Being a sucker for punishment, this year I listened to my son who mocked my use of the paint pad telling me that real men use rollers and did the ceiling of a bedroom with a roller. Arggh! Horrible. Fortunately it's ten feet in the air and no one will notice. For the walls I reverted to an efficient high quality spreader: a paint pad. Oh yeah as to clean-up, I'm still removing the roller spatter (a fine mist) from the baseboard, floor, door... It probably would have been cleaner to use a sprayer.

More time is true. And you need to thin the paint a little so that it doesn't dry before you can blend it into the next section.
The problem today is that most people live in hovels and can't afford to take a room out of service for the required time which is... Presuming the walls in 100% perfect shape: Primer, let dry one day (ignore the directions and no cheating: 24 hours!); first color coat, let dry one day; second color coat, let dry three days; then re-install switchplates, light fixtures, cove molding around windows, doors, and baseboards, etc. (you have removed all these things I hope). It is impossible to make a one-coat-covers-all paint despite the heroic attempts of the mfgs. All they do is reduce the self-leveling effect.
Add pictures here
<% if( /^image/.test(type) ){ %>
<% } %>
<%-name%>
Add image file
Upload

Site Timeline

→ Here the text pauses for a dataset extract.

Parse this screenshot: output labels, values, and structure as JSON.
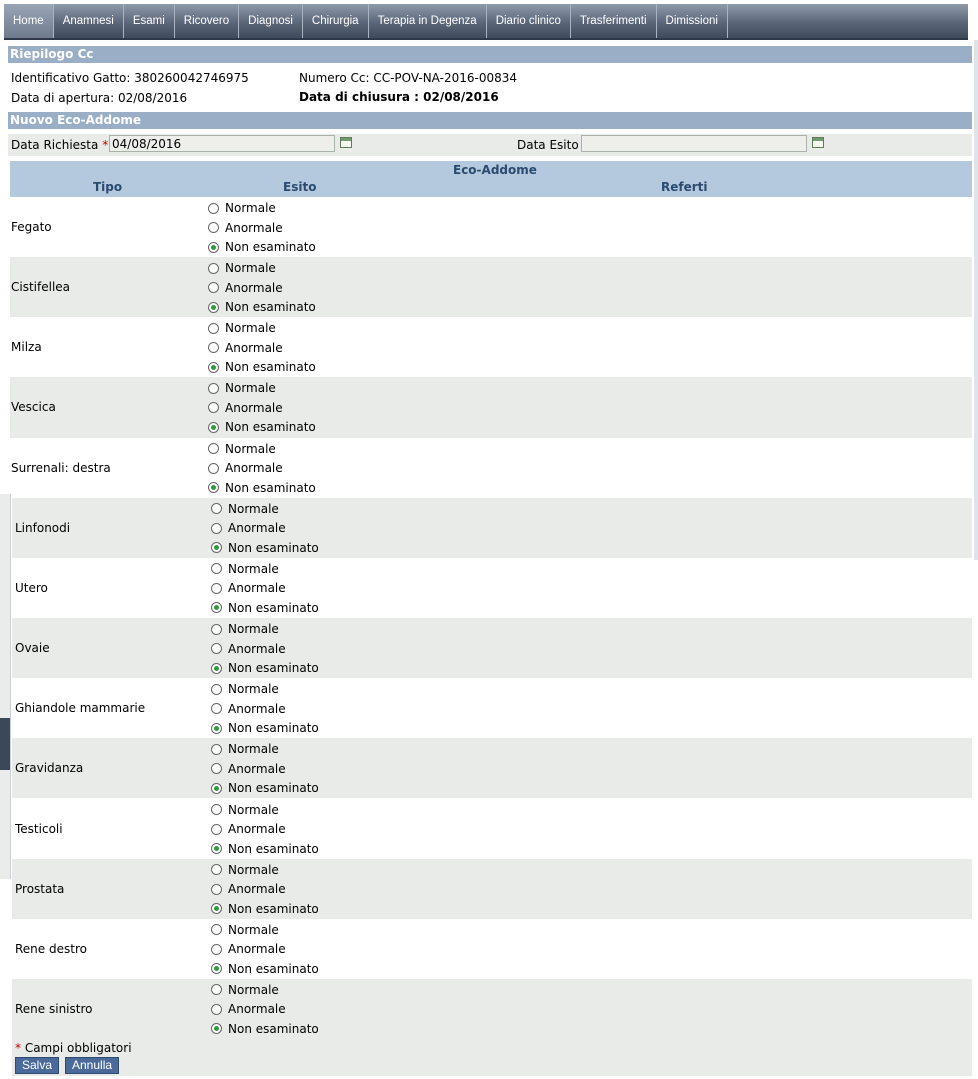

HomeOwnersHub.com is a website for homeowners and building and maintenance pros. It is not affiliated with any of the manufacturers or service providers discussed here. All logos and trade names are the property of their respective owners.